Gallatin senior Eric Fuchs-Stengel grew up playing video games and working at a Dunkin Donuts in the suburbs of New Jersey’s Bergen County, so-called “Chris Christie Country.” After high school, he figured he’d join the military. Something else happened along the way. He had started spending more time outdoors. While hiking in the mountains of the Ramapough Reservation, Eric caught a glimpse of the suburban sprawl far below. “The human species is so much smaller on a global scale,” he realized. This realization not only gave him a new perspective; it gave him an alternative calling.
“How can I get more people to experience the environment?” Eric wondered. “How do I get people to value nature the way I now do?” His suburban roots were crucial. “New Jersey has made a world of difference,” says Eric. New Jersey’s environmental problems became Eric’s solution. For one thing, there were gaps in local services and leadership. He made the most of the opportunity.
In 2008, when he was a sixteen-year-old junior in high school, Eric founded the Mahwah Environmental Volunteers Organization (MEVO). But there were also gaps in understanding. What does it even mean to be “green”? As Eric points out, for example, there can be a “small net benefit” to “beautification” projects. “Planting non-native flowers is just aesthetic,” Eric says. But as Eric is the first to admit, many of these misunderstandings were also his own.
Indeed, the first wave of MEVO spent most of its time just picking up litter and recycling. “But environmentalism is so much more than just picking up trash; it’s global warming, economics, social justice,” Eric says. “Trash is a product of social-cultural inequality. In 2008, I never would have understood that.” And that’s where his Gallatin education comes in.

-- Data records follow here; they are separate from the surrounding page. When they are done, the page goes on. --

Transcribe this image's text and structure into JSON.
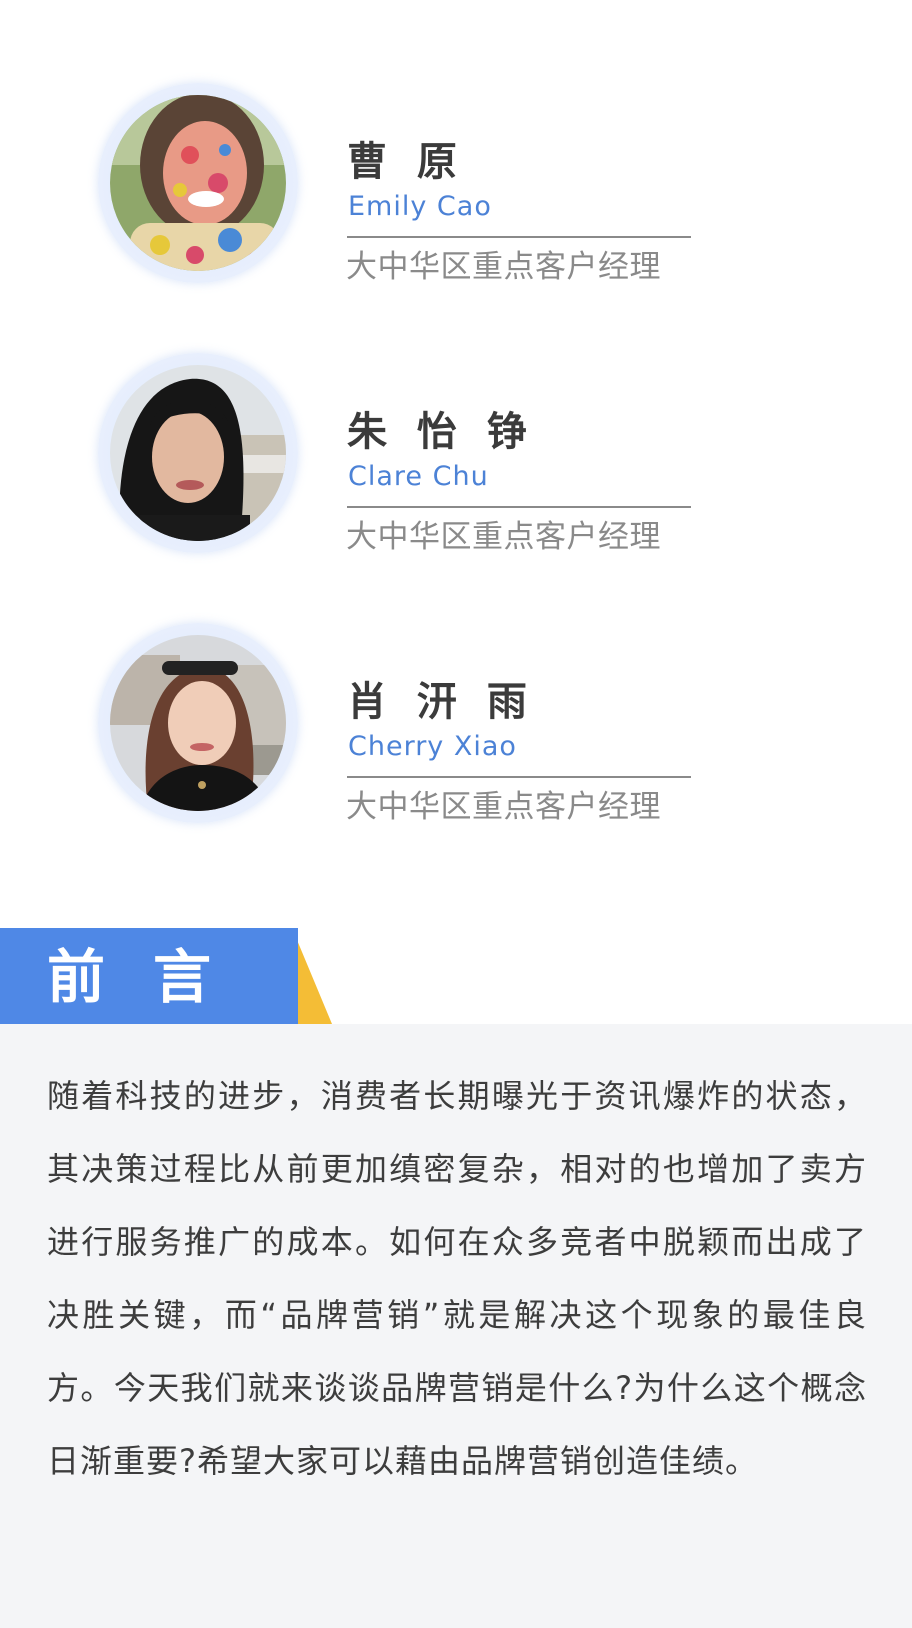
{
  "profiles": [
    {
      "name": "曹 原",
      "english_name": "Emily Cao",
      "title": "大中华区重点客户经理"
    },
    {
      "name": "朱 怡 铮",
      "english_name": "Clare Chu",
      "title": "大中华区重点客户经理"
    },
    {
      "name": "肖 汧 雨",
      "english_name": "Cherry Xiao",
      "title": "大中华区重点客户经理"
    }
  ],
  "section": {
    "title": "前言"
  },
  "intro": {
    "text": "随着科技的进步，消费者长期曝光于资讯爆炸的状态，其决策过程比从前更加缜密复杂，相对的也增加了卖方进行服务推广的成本。如何在众多竞者中脱颖而出成了决胜关键，而“品牌营销”就是解决这个现象的最佳良方。今天我们就来谈谈品牌营销是什么?为什么这个概念日渐重要?希望大家可以藉由品牌营销创造佳绩。"
  },
  "colors": {
    "accent_blue": "#4f88e6",
    "accent_yellow": "#f4bd36",
    "english_name": "#4c82d6",
    "name_text": "#3b3b3b",
    "body_text": "#3d3d3d",
    "muted_text": "#8a8a8a",
    "content_bg": "#f4f5f7"
  }
}
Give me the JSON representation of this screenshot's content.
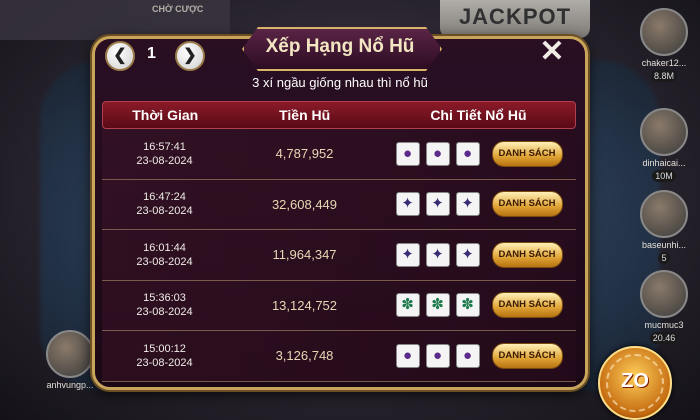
{
  "background": {
    "cho_cuoc": "CHỜ CƯỢC",
    "jackpot": "JACKPOT",
    "players": [
      {
        "name": "chaker12...",
        "money": "8.8M"
      },
      {
        "name": "dinhaicai...",
        "money": "10M"
      },
      {
        "name": "baseunhi...",
        "money": "5"
      },
      {
        "name": "mucmuc3",
        "money": "20.46"
      },
      {
        "name": "anhvungp...",
        "money": ""
      }
    ],
    "logo": "ZO"
  },
  "dialog": {
    "title": "Xếp Hạng Nổ Hũ",
    "page": "1",
    "prev_icon": "chevron-left-icon",
    "next_icon": "chevron-right-icon",
    "close_icon": "close-icon",
    "subtitle": "3 xí ngầu giống nhau thì nổ hũ",
    "headers": {
      "time": "Thời Gian",
      "amount": "Tiền Hũ",
      "detail": "Chi Tiết Nổ Hũ"
    },
    "list_button_label": "DANH SÁCH",
    "rows": [
      {
        "time": "16:57:41",
        "date": "23-08-2024",
        "amount": "4,787,952",
        "dice": "gourd"
      },
      {
        "time": "16:47:24",
        "date": "23-08-2024",
        "amount": "32,608,449",
        "dice": "deer"
      },
      {
        "time": "16:01:44",
        "date": "23-08-2024",
        "amount": "11,964,347",
        "dice": "deer"
      },
      {
        "time": "15:36:03",
        "date": "23-08-2024",
        "amount": "13,124,752",
        "dice": "crab"
      },
      {
        "time": "15:00:12",
        "date": "23-08-2024",
        "amount": "3,126,748",
        "dice": "gourd"
      }
    ]
  },
  "colors": {
    "header_red": "#8b1a28",
    "gold_border": "#c9a55c",
    "button_gold": "#e0a435"
  }
}
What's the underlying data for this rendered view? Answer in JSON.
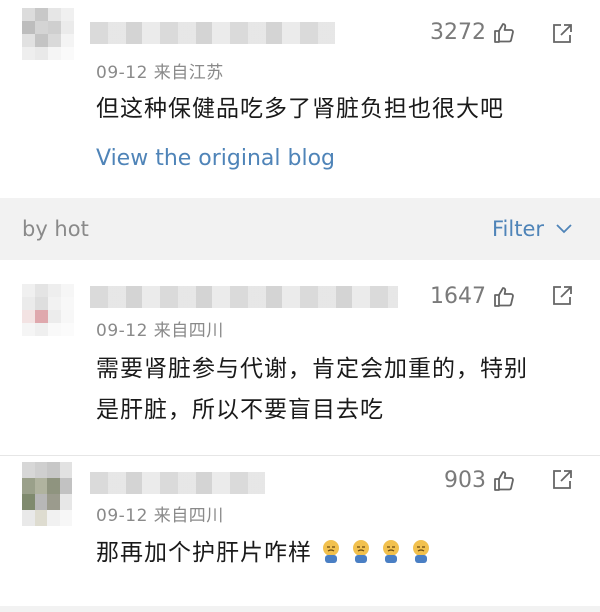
{
  "comments": [
    {
      "likes": "3272",
      "meta": "09-12  来自江苏",
      "text": "但这种保健品吃多了肾脏负担也很大吧",
      "link": "View the original blog"
    },
    {
      "likes": "1647",
      "meta": "09-12  来自四川",
      "text_line1": "需要肾脏参与代谢，肯定会加重的，特别",
      "text_line2": "是肝脏，所以不要盲目去吃"
    },
    {
      "likes": "903",
      "meta": "09-12  来自四川",
      "text": "那再加个护肝片咋样"
    }
  ],
  "filter_bar": {
    "sort_label": "by hot",
    "filter_label": "Filter"
  },
  "colors": {
    "link": "#4f84b8",
    "meta": "#8a8a8a",
    "background": "#f2f2f2"
  },
  "icons": [
    "thumbs-up-icon",
    "share-icon",
    "chevron-down-icon",
    "emoji-icon"
  ]
}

“Gallatin has made a dramatic difference,” Eric says, praising professors like Mitchell Joachim, a leader in eco-design, and Amalia Cordova, a theorist and practioner of indigenous film culture. Moreover, the individualized structure of Gallatin made it possible for Eric to grow with MEVO rather than leave it behind. “Gallatin has really supported my career,” Eric says. “It gave me control over my degree,” especially in the form of internship hours and through the Horn Fund for Environmental Research.
“Now my values are totally different,” Eric says. “But core values take so long to put into practice.” Eric cautions, then, against the impatience which might otherwise slow down necessarily gradual processes. Indeed, Eric puts process first. This is not just at the level of his own education. MEVO’s latest project is a working farm in New Jersey. Organic produce is just the beginning. The farm will also host workshops for the young, the disabled and the mentally ill. As Eric says, “it’s a base, a tangible location” where people can be “empowered to practice and embody environmentalism.”

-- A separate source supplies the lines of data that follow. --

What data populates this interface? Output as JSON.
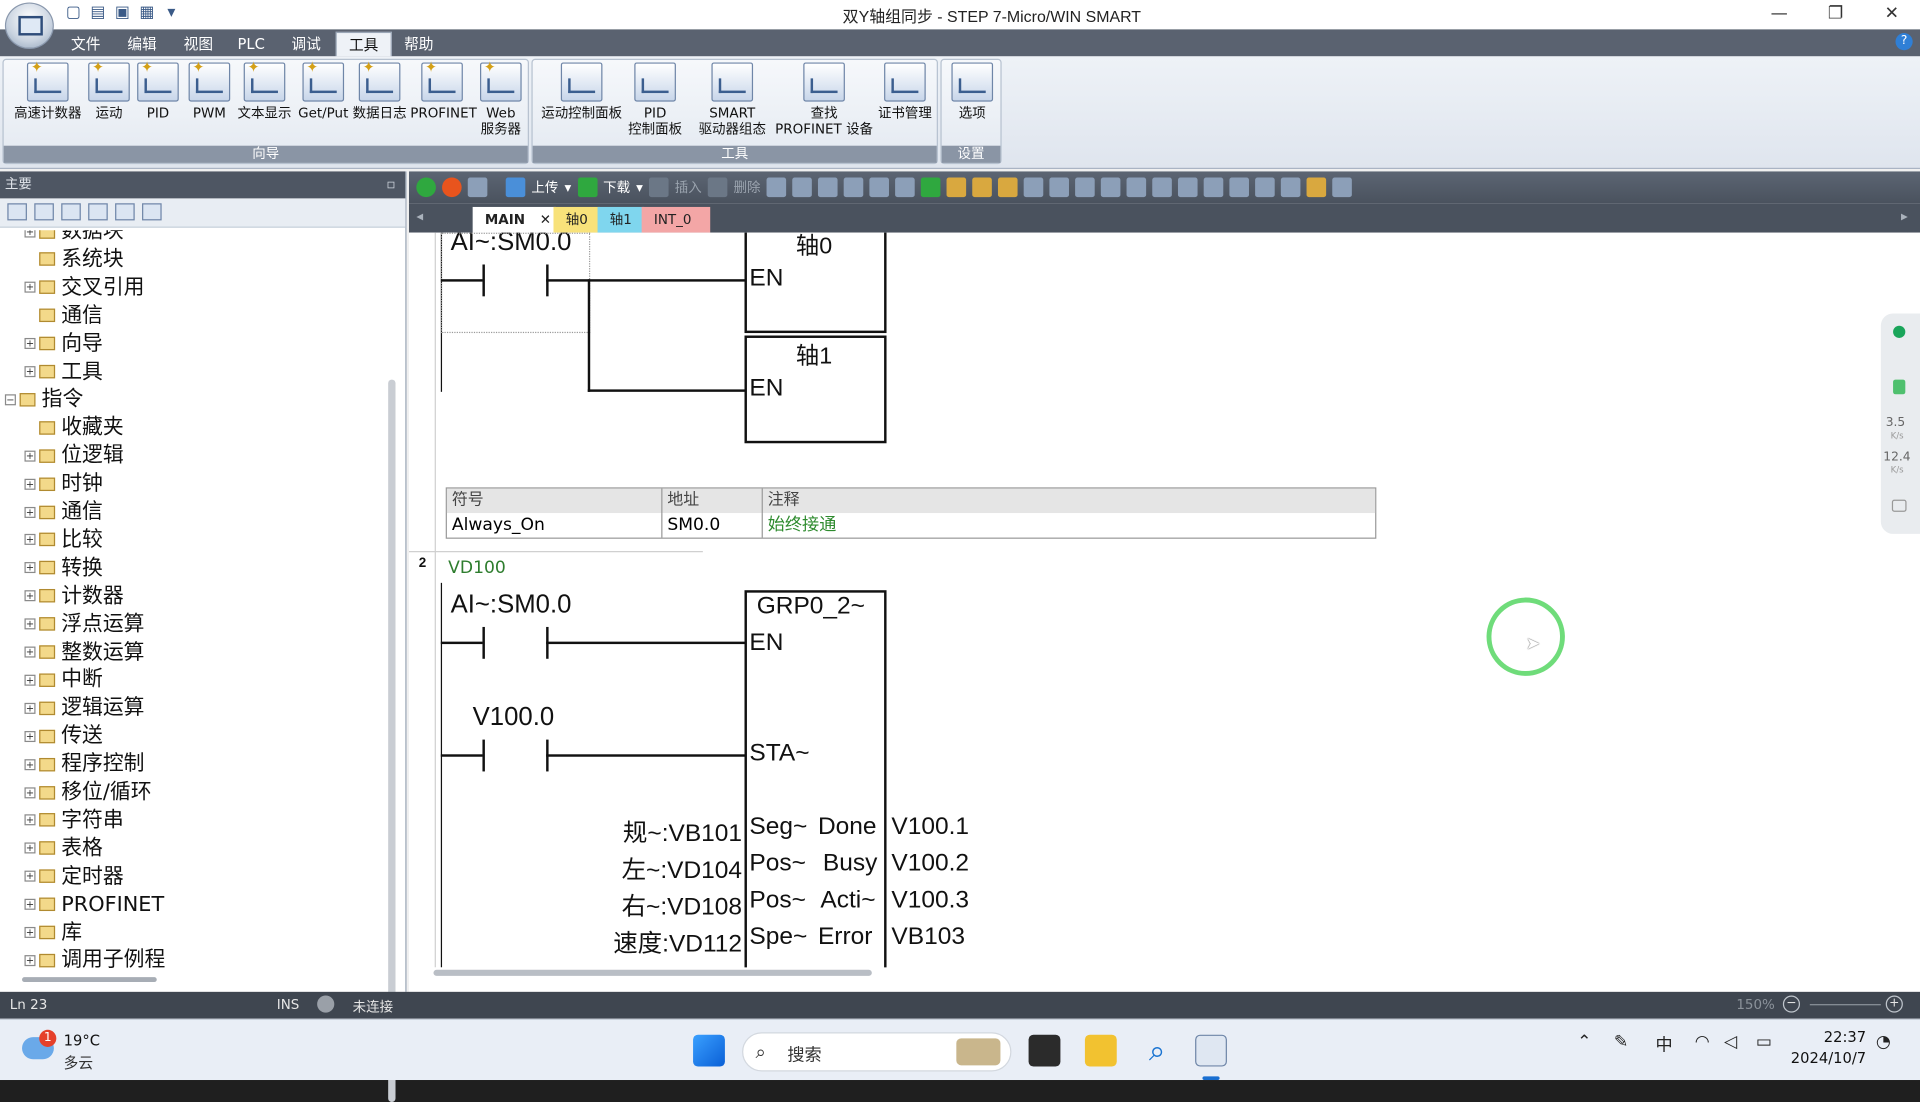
{
  "window": {
    "title": "双Y轴组同步 - STEP 7-Micro/WIN SMART",
    "minimize": "—",
    "restore": "❐",
    "close": "✕"
  },
  "menu": {
    "tabs": [
      "文件",
      "编辑",
      "视图",
      "PLC",
      "调试",
      "工具",
      "帮助"
    ],
    "active": "工具"
  },
  "ribbon": {
    "wizards": {
      "label": "向导",
      "buttons": [
        "高速计数器",
        "运动",
        "PID",
        "PWM",
        "文本显示",
        "Get/Put",
        "数据日志",
        "PROFINET",
        "Web\n服务器"
      ]
    },
    "tools": {
      "label": "工具",
      "buttons": [
        "运动控制面板",
        "PID\n控制面板",
        "SMART\n驱动器组态",
        "查找\nPROFINET 设备",
        "证书管理"
      ]
    },
    "settings": {
      "label": "设置",
      "buttons": [
        "选项"
      ]
    }
  },
  "left_panel": {
    "title": "主要",
    "tree": [
      {
        "label": "数据块",
        "expandable": true,
        "indent": 1
      },
      {
        "label": "系统块",
        "expandable": false,
        "indent": 1
      },
      {
        "label": "交叉引用",
        "expandable": true,
        "indent": 1
      },
      {
        "label": "通信",
        "expandable": false,
        "indent": 1
      },
      {
        "label": "向导",
        "expandable": true,
        "indent": 1
      },
      {
        "label": "工具",
        "expandable": true,
        "indent": 1
      },
      {
        "label": "指令",
        "expandable": true,
        "indent": 0
      },
      {
        "label": "收藏夹",
        "expandable": false,
        "indent": 1
      },
      {
        "label": "位逻辑",
        "expandable": true,
        "indent": 1
      },
      {
        "label": "时钟",
        "expandable": true,
        "indent": 1
      },
      {
        "label": "通信",
        "expandable": true,
        "indent": 1
      },
      {
        "label": "比较",
        "expandable": true,
        "indent": 1
      },
      {
        "label": "转换",
        "expandable": true,
        "indent": 1
      },
      {
        "label": "计数器",
        "expandable": true,
        "indent": 1
      },
      {
        "label": "浮点运算",
        "expandable": true,
        "indent": 1
      },
      {
        "label": "整数运算",
        "expandable": true,
        "indent": 1
      },
      {
        "label": "中断",
        "expandable": true,
        "indent": 1
      },
      {
        "label": "逻辑运算",
        "expandable": true,
        "indent": 1
      },
      {
        "label": "传送",
        "expandable": true,
        "indent": 1
      },
      {
        "label": "程序控制",
        "expandable": true,
        "indent": 1
      },
      {
        "label": "移位/循环",
        "expandable": true,
        "indent": 1
      },
      {
        "label": "字符串",
        "expandable": true,
        "indent": 1
      },
      {
        "label": "表格",
        "expandable": true,
        "indent": 1
      },
      {
        "label": "定时器",
        "expandable": true,
        "indent": 1
      },
      {
        "label": "PROFINET",
        "expandable": true,
        "indent": 1
      },
      {
        "label": "库",
        "expandable": true,
        "indent": 1
      },
      {
        "label": "调用子例程",
        "expandable": true,
        "indent": 1
      }
    ]
  },
  "editor_toolbar": {
    "upload": "上传",
    "download": "下载",
    "insert": "插入",
    "delete": "删除"
  },
  "editor_tabs": [
    {
      "label": "MAIN",
      "color": "#ffffff"
    },
    {
      "label": "轴0",
      "color": "#f8e27a"
    },
    {
      "label": "轴1",
      "color": "#7fd6ee"
    },
    {
      "label": "INT_0",
      "color": "#f3a6a6"
    }
  ],
  "network1": {
    "contact": "AI~:SM0.0",
    "box1_title": "轴0",
    "box1_en": "EN",
    "box2_title": "轴1",
    "box2_en": "EN",
    "symbol_table": {
      "headers": [
        "符号",
        "地址",
        "注释"
      ],
      "rows": [
        [
          "Always_On",
          "SM0.0",
          "始终接通"
        ]
      ]
    }
  },
  "network2": {
    "number": "2",
    "comment": "VD100",
    "contact1": "AI~:SM0.0",
    "contact2": "V100.0",
    "box_title": "GRP0_2~",
    "en": "EN",
    "sta": "STA~",
    "inputs": [
      {
        "label": "规~:VB101",
        "pin": "Seg~"
      },
      {
        "label": "左~:VD104",
        "pin": "Pos~"
      },
      {
        "label": "右~:VD108",
        "pin": "Pos~"
      },
      {
        "label": "速度:VD112",
        "pin": "Spe~"
      }
    ],
    "outputs": [
      {
        "pin": "Done",
        "label": "V100.1"
      },
      {
        "pin": "Busy",
        "label": "V100.2"
      },
      {
        "pin": "Acti~",
        "label": "V100.3"
      },
      {
        "pin": "Error",
        "label": "VB103"
      }
    ]
  },
  "side_widget": {
    "up_speed": "3.5",
    "up_unit": "K/s",
    "down_speed": "12.4",
    "down_unit": "K/s"
  },
  "status": {
    "line": "Ln 23",
    "mode": "INS",
    "connection": "未连接",
    "zoom": "150%"
  },
  "taskbar": {
    "temperature": "19°C",
    "weather": "多云",
    "badge": "1",
    "search_placeholder": "搜索",
    "ime": "中",
    "time": "22:37",
    "date": "2024/10/7"
  }
}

Eric himself feels empowered by his recent distinction as New Jersey’s Environmentalist of the Year. “I’m able to speak at Rotary Clubs and at the Chamber of Commerce,” Eric says. “I have a voice.” For Eric, having a voice is not the same as having a pulpit or holding office. “I want to break down political boundaries and bring environmentalism to a human, de-polarized level,” Eric says. “People at NYU can afford a university education. It’s our duty to take environmentalism on ourselves. I realized in college that I’m extremely privileged. If anything resonates in my story, it’s that I realized I could make a better future.”
Eric encourages interested readers to get in touch him at email@example.com if they want to donate, advise, or volunteer.